2016 Mazda MX5 Grand Tourer – Back to Basics in a way
As you may or may not know, I used to work for Mazda Design in their European R&D center. I joined the team from Mercedes-Benz at the start of 1991, just after Mazda had introduced the MX5 in Europe, Miata in the US. Of course I ended up owning one, a British Racing Green version with tan leather interior and 16″ wheels on GoodYear tires. I loved that car. The road holding was superb, the power to weight ratio was excellent, and I ended up driving it open top in Germany as much as I could, no matter if it was cold or there was a drizzle.
Since then a lot of time has passed, and a lot has changed. I certainly have, and also the MX5 has gone through a lot of iterations. When I saw the first images of this new MX5 I was a little disappointing, I have to admit. I saw some styling elements on there that I was not too keen on, saw some areas that I view as mistakes. I knew some of my former colleagues had been involved in it, so I wanted to be cautious to express any opinions.
I am glad I did.
In reality the new MX5 comes across much better than in any of the press photographs. It is really weird, but I have not had this experience in a long time. The areas that I marked out as quirky or as a mistake turn out to work quite reasonable in real life. I admit they took me a while to get used to, but they were actually quite nicely done.
My initial impression was that the front lights are too low, that the whole front end area could have been lifted up a bit more to not cause such a dramatic drop from the front fender down. That would carry the shoulder forward a bit longer and actually make the car seem a bit longer than this currently. It also in front view would create something a bit more positive, rather than this drooping shoulder impression it has now. Also the headlight, the eyes, are a very Asian shape, which I found unusual from how I remember all previous generations.
The top of the front fender where it start dropping down forward is too far back from the center of the front wheels, a mistake I have seen on other recent Mazda designs as well. The line from the side suddenly going up towards the trunk seemed odd at best, an afterthought, an idea by someone which others thought to just throw it on there as well since there was some empty space.

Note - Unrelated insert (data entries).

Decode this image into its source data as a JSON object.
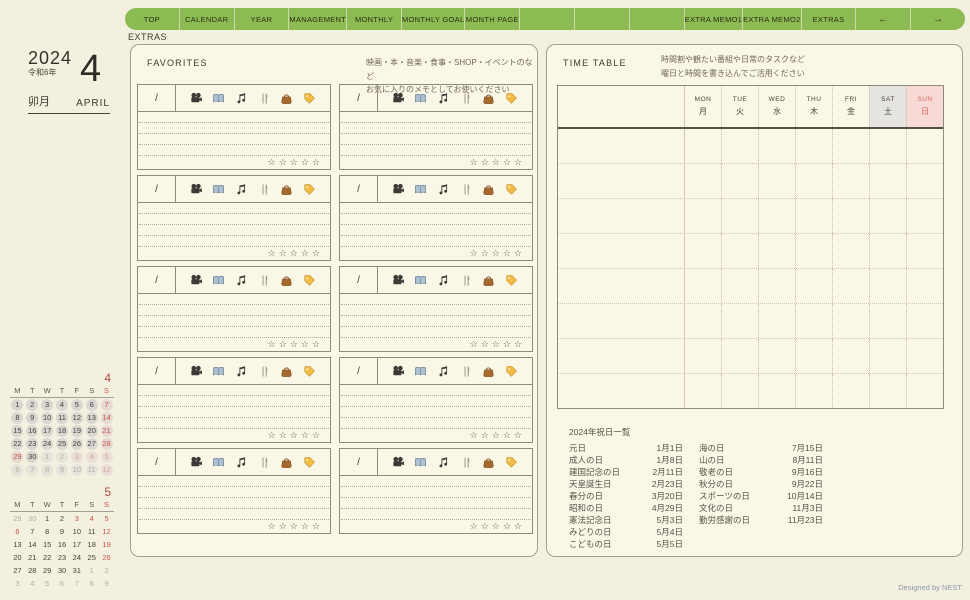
{
  "page_label": "EXTRAS",
  "nav": {
    "tabs": [
      "TOP",
      "CALENDAR",
      "YEAR",
      "MANAGEMENT",
      "MONTHLY",
      "MONTHLY GOAL",
      "MONTH PAGE",
      "",
      "",
      "",
      "EXTRA MEMO1",
      "EXTRA MEMO2",
      "EXTRAS",
      "←",
      "→"
    ]
  },
  "sidebar": {
    "year": "2024",
    "era": "令和6年",
    "month_number": "4",
    "month_jp": "卯月",
    "month_en": "APRIL",
    "mini_calendars": [
      {
        "month_label": "4",
        "day_headers": [
          "M",
          "T",
          "W",
          "T",
          "F",
          "S",
          "S"
        ],
        "has_circles": true,
        "weeks": [
          [
            [
              "1",
              "n"
            ],
            [
              "2",
              "n"
            ],
            [
              "3",
              "n"
            ],
            [
              "4",
              "n"
            ],
            [
              "5",
              "n"
            ],
            [
              "6",
              "n"
            ],
            [
              "7",
              "r"
            ]
          ],
          [
            [
              "8",
              "n"
            ],
            [
              "9",
              "n"
            ],
            [
              "10",
              "n"
            ],
            [
              "11",
              "n"
            ],
            [
              "12",
              "n"
            ],
            [
              "13",
              "n"
            ],
            [
              "14",
              "r"
            ]
          ],
          [
            [
              "15",
              "n"
            ],
            [
              "16",
              "n"
            ],
            [
              "17",
              "n"
            ],
            [
              "18",
              "n"
            ],
            [
              "19",
              "n"
            ],
            [
              "20",
              "n"
            ],
            [
              "21",
              "r"
            ]
          ],
          [
            [
              "22",
              "n"
            ],
            [
              "23",
              "n"
            ],
            [
              "24",
              "n"
            ],
            [
              "25",
              "n"
            ],
            [
              "26",
              "n"
            ],
            [
              "27",
              "n"
            ],
            [
              "28",
              "r"
            ]
          ],
          [
            [
              "29",
              "r"
            ],
            [
              "30",
              "n"
            ],
            [
              "1",
              "o"
            ],
            [
              "2",
              "o"
            ],
            [
              "3",
              "or"
            ],
            [
              "4",
              "or"
            ],
            [
              "5",
              "or"
            ]
          ],
          [
            [
              "6",
              "o"
            ],
            [
              "7",
              "o"
            ],
            [
              "8",
              "o"
            ],
            [
              "9",
              "o"
            ],
            [
              "10",
              "o"
            ],
            [
              "11",
              "o"
            ],
            [
              "12",
              "or"
            ]
          ]
        ]
      },
      {
        "month_label": "5",
        "day_headers": [
          "M",
          "T",
          "W",
          "T",
          "F",
          "S",
          "S"
        ],
        "has_circles": false,
        "weeks": [
          [
            [
              "29",
              "o"
            ],
            [
              "30",
              "o"
            ],
            [
              "1",
              "n"
            ],
            [
              "2",
              "n"
            ],
            [
              "3",
              "r"
            ],
            [
              "4",
              "r"
            ],
            [
              "5",
              "r"
            ]
          ],
          [
            [
              "6",
              "r"
            ],
            [
              "7",
              "n"
            ],
            [
              "8",
              "n"
            ],
            [
              "9",
              "n"
            ],
            [
              "10",
              "n"
            ],
            [
              "11",
              "n"
            ],
            [
              "12",
              "r"
            ]
          ],
          [
            [
              "13",
              "n"
            ],
            [
              "14",
              "n"
            ],
            [
              "15",
              "n"
            ],
            [
              "16",
              "n"
            ],
            [
              "17",
              "n"
            ],
            [
              "18",
              "n"
            ],
            [
              "19",
              "r"
            ]
          ],
          [
            [
              "20",
              "n"
            ],
            [
              "21",
              "n"
            ],
            [
              "22",
              "n"
            ],
            [
              "23",
              "n"
            ],
            [
              "24",
              "n"
            ],
            [
              "25",
              "n"
            ],
            [
              "26",
              "r"
            ]
          ],
          [
            [
              "27",
              "n"
            ],
            [
              "28",
              "n"
            ],
            [
              "29",
              "n"
            ],
            [
              "30",
              "n"
            ],
            [
              "31",
              "n"
            ],
            [
              "1",
              "o"
            ],
            [
              "2",
              "o"
            ]
          ],
          [
            [
              "3",
              "o"
            ],
            [
              "4",
              "o"
            ],
            [
              "5",
              "o"
            ],
            [
              "6",
              "o"
            ],
            [
              "7",
              "o"
            ],
            [
              "8",
              "o"
            ],
            [
              "9",
              "o"
            ]
          ]
        ]
      }
    ]
  },
  "favorites": {
    "title": "FAVORITES",
    "note_line1": "映画・本・音楽・食事・SHOP・イベントのなど",
    "note_line2": "お気に入りのメモとしてお使いください",
    "card_count": 10,
    "slash": "/",
    "icons": [
      "movie-camera",
      "book",
      "music-notes",
      "fork-knife",
      "handbag",
      "tag"
    ],
    "memo_lines": 4,
    "stars": "☆☆☆☆☆"
  },
  "timetable": {
    "title": "TIME TABLE",
    "note_line1": "時間割や観たい番組や日常のタスクなど",
    "note_line2": "曜日と時間を書き込んでご活用ください",
    "columns": [
      {
        "en": "MON",
        "jp": "月",
        "variant": "weekday"
      },
      {
        "en": "TUE",
        "jp": "火",
        "variant": "weekday"
      },
      {
        "en": "WED",
        "jp": "水",
        "variant": "weekday"
      },
      {
        "en": "THU",
        "jp": "木",
        "variant": "weekday"
      },
      {
        "en": "FRI",
        "jp": "金",
        "variant": "weekday"
      },
      {
        "en": "SAT",
        "jp": "土",
        "variant": "saturday"
      },
      {
        "en": "SUN",
        "jp": "日",
        "variant": "sunday"
      }
    ],
    "body_rows": 8
  },
  "holidays": {
    "title": "2024年祝日一覧",
    "col1": [
      {
        "name": "元日",
        "date": "1月1日"
      },
      {
        "name": "成人の日",
        "date": "1月8日"
      },
      {
        "name": "建国記念の日",
        "date": "2月11日"
      },
      {
        "name": "天皇誕生日",
        "date": "2月23日"
      },
      {
        "name": "春分の日",
        "date": "3月20日"
      },
      {
        "name": "昭和の日",
        "date": "4月29日"
      },
      {
        "name": "憲法記念日",
        "date": "5月3日"
      },
      {
        "name": "みどりの日",
        "date": "5月4日"
      },
      {
        "name": "こどもの日",
        "date": "5月5日"
      }
    ],
    "col2": [
      {
        "name": "海の日",
        "date": "7月15日"
      },
      {
        "name": "山の日",
        "date": "8月11日"
      },
      {
        "name": "敬老の日",
        "date": "9月16日"
      },
      {
        "name": "秋分の日",
        "date": "9月22日"
      },
      {
        "name": "スポーツの日",
        "date": "10月14日"
      },
      {
        "name": "文化の日",
        "date": "11月3日"
      },
      {
        "name": "勤労感謝の日",
        "date": "11月23日"
      }
    ]
  },
  "footer": {
    "credit": "Designed by NEST"
  },
  "colors": {
    "nav_green": "#8dbb53",
    "accent_red": "#c4534a",
    "sat_header_bg": "#e5e4e0",
    "sun_header_bg": "#f7d9d5",
    "page_bg": "#f4f0e0",
    "panel_bg": "#fbf7e7"
  }
}
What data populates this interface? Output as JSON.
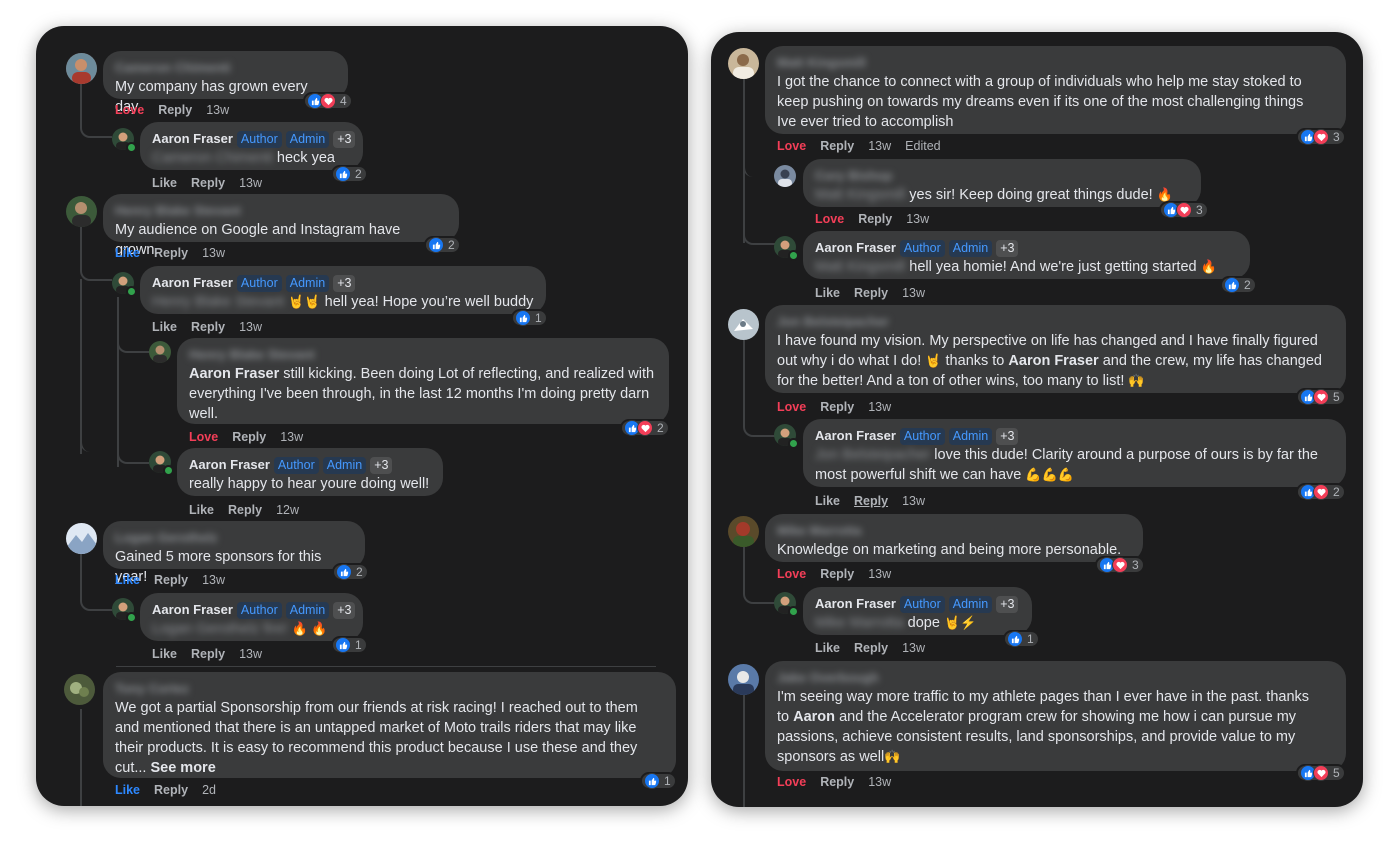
{
  "left": {
    "c1": {
      "name": "Cameron Chimenti",
      "text": "My company has grown every day.",
      "actions": [
        "Love",
        "Reply"
      ],
      "time": "13w",
      "react_count": "4"
    },
    "r1": {
      "name": "Aaron Fraser",
      "badges": [
        "Author",
        "Admin",
        "+3"
      ],
      "tag": "Cameron Chimenti",
      "text": "heck yea",
      "actions": [
        "Like",
        "Reply"
      ],
      "time": "13w",
      "react_count": "2"
    },
    "c2": {
      "name": "Henry Blake Stevant",
      "text": "My audience on Google and Instagram have grown.",
      "actions": [
        "Like",
        "Reply"
      ],
      "time": "13w",
      "react_count": "2"
    },
    "r2": {
      "name": "Aaron Fraser",
      "badges": [
        "Author",
        "Admin",
        "+3"
      ],
      "tag": "Henry Blake Stevant",
      "emoji": "🤘🤘",
      "text": "hell yea! Hope you’re well buddy",
      "actions": [
        "Like",
        "Reply"
      ],
      "time": "13w",
      "react_count": "1"
    },
    "r3": {
      "name": "Henry Blake Stevant",
      "tag": "Aaron Fraser",
      "text_first": "still kicking. Been doing Lot of reflecting, and realized with",
      "text_rest": "everything I've been through, in the last 12 months I'm doing pretty darn",
      "text_end": "well.",
      "actions": [
        "Love",
        "Reply"
      ],
      "time": "13w",
      "react_count": "2"
    },
    "r4": {
      "name": "Aaron Fraser",
      "badges": [
        "Author",
        "Admin",
        "+3"
      ],
      "text": "really happy to hear youre doing well!",
      "actions": [
        "Like",
        "Reply"
      ],
      "time": "12w"
    },
    "c3": {
      "name": "Logan Gerothelz",
      "text": "Gained 5 more sponsors for this year!",
      "actions": [
        "Like",
        "Reply"
      ],
      "time": "13w",
      "react_count": "2"
    },
    "r5": {
      "name": "Aaron Fraser",
      "badges": [
        "Author",
        "Admin",
        "+3"
      ],
      "tag": "Logan Gerothelz fire!",
      "emoji": "🔥 🔥",
      "actions": [
        "Like",
        "Reply"
      ],
      "time": "13w",
      "react_count": "1"
    },
    "c4": {
      "name": "Tony Cortez",
      "lines": [
        "We got a partial Sponsorship from our friends at risk racing! I reached out to them",
        "and mentioned that there is an untapped market of Moto trails riders that may like",
        "their products. It is easy to recommend this product because I use these and they"
      ],
      "last": "cut...",
      "see_more": "See more",
      "actions": [
        "Like",
        "Reply"
      ],
      "time": "2d",
      "react_count": "1"
    }
  },
  "right": {
    "c1": {
      "name": "Matt Kingsmill",
      "lines": [
        "I got the chance to connect with a group of individuals who help me stay stoked to",
        "keep pushing on towards my dreams even if its one of the most challenging things",
        "Ive ever tried to accomplish"
      ],
      "actions": [
        "Love",
        "Reply"
      ],
      "time": "13w",
      "edited": "Edited",
      "react_count": "3"
    },
    "r1": {
      "name": "Cory Bishop",
      "tag": "Matt Kingsmill",
      "text": "yes sir! Keep doing great things dude!",
      "emoji": "🔥",
      "actions": [
        "Love",
        "Reply"
      ],
      "time": "13w",
      "react_count": "3"
    },
    "r2": {
      "name": "Aaron Fraser",
      "badges": [
        "Author",
        "Admin",
        "+3"
      ],
      "tag": "Matt Kingsmill",
      "text": "hell yea homie! And we're just getting started",
      "emoji": "🔥",
      "actions": [
        "Like",
        "Reply"
      ],
      "time": "13w",
      "react_count": "2"
    },
    "c2": {
      "name": "Jon Belsteipacher",
      "line1": "I have found my vision. My perspective on life has changed and I have finally figured",
      "line2a": "out why i do what I do!",
      "line2emoji": "🤘",
      "line2b": "thanks to",
      "line2tag": "Aaron Fraser",
      "line2c": "and the crew, my life has changed",
      "line3": "for the better! And a ton of other wins, too many to list!",
      "line3emoji": "🙌",
      "actions": [
        "Love",
        "Reply"
      ],
      "time": "13w",
      "react_count": "5"
    },
    "r3": {
      "name": "Aaron Fraser",
      "badges": [
        "Author",
        "Admin",
        "+3"
      ],
      "tag": "Jon Belsteipacher",
      "line1": "love this dude! Clarity around a purpose of ours is by far the",
      "line2": "most powerful shift we can have",
      "emoji": "💪💪💪",
      "actions": [
        "Like",
        "Reply"
      ],
      "time": "13w",
      "react_count": "2"
    },
    "c3": {
      "name": "Mike Marrotta",
      "text": "Knowledge on marketing and being more personable.",
      "actions": [
        "Love",
        "Reply"
      ],
      "time": "13w",
      "react_count": "3"
    },
    "r4": {
      "name": "Aaron Fraser",
      "badges": [
        "Author",
        "Admin",
        "+3"
      ],
      "tag": "Mike Marrotta",
      "text": "dope",
      "emoji": "🤘⚡",
      "actions": [
        "Like",
        "Reply"
      ],
      "time": "13w",
      "react_count": "1"
    },
    "c4": {
      "name": "Jake Overbough",
      "line1": "I'm seeing way more traffic to my athlete pages than I ever have in the past. thanks",
      "line2a": "to",
      "line2tag": "Aaron",
      "line2b": "and the Accelerator program crew for showing me how i can pursue my",
      "line3": "passions, achieve consistent results, land sponsorships, and provide value to my",
      "line4": "sponsors as well",
      "line4emoji": "🙌",
      "actions": [
        "Love",
        "Reply"
      ],
      "time": "13w",
      "react_count": "5"
    }
  },
  "colors": {
    "panel_bg": "#1c1c1d",
    "bubble_bg": "#3a3b3c",
    "text": "#e4e6eb",
    "muted": "#b0b3b8",
    "love": "#f33e58",
    "like": "#2d88ff",
    "badge_bg": "#263951",
    "badge_text": "#4599ff",
    "online": "#31a24c"
  },
  "icons": [
    "like-icon",
    "love-icon",
    "avatar-icon",
    "online-dot-icon"
  ]
}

In reality though I really like the car. As you can see in the photographs, there are plenty of really nicely designed elements all around the car, and it definitely appears to be a higher segmented car than what it is. What I really was impressed with is the interior space. I was starting to get really botched in, almost claustrophobic in the last few generations of the car, and suddenly here I do no longer feel that way. I am not totally convinced of the Chevy-style dash design on this, since it is too reminiscent and seems to discard all of MX5 history, but it does work in this car and is responsible for creating the extra interior room.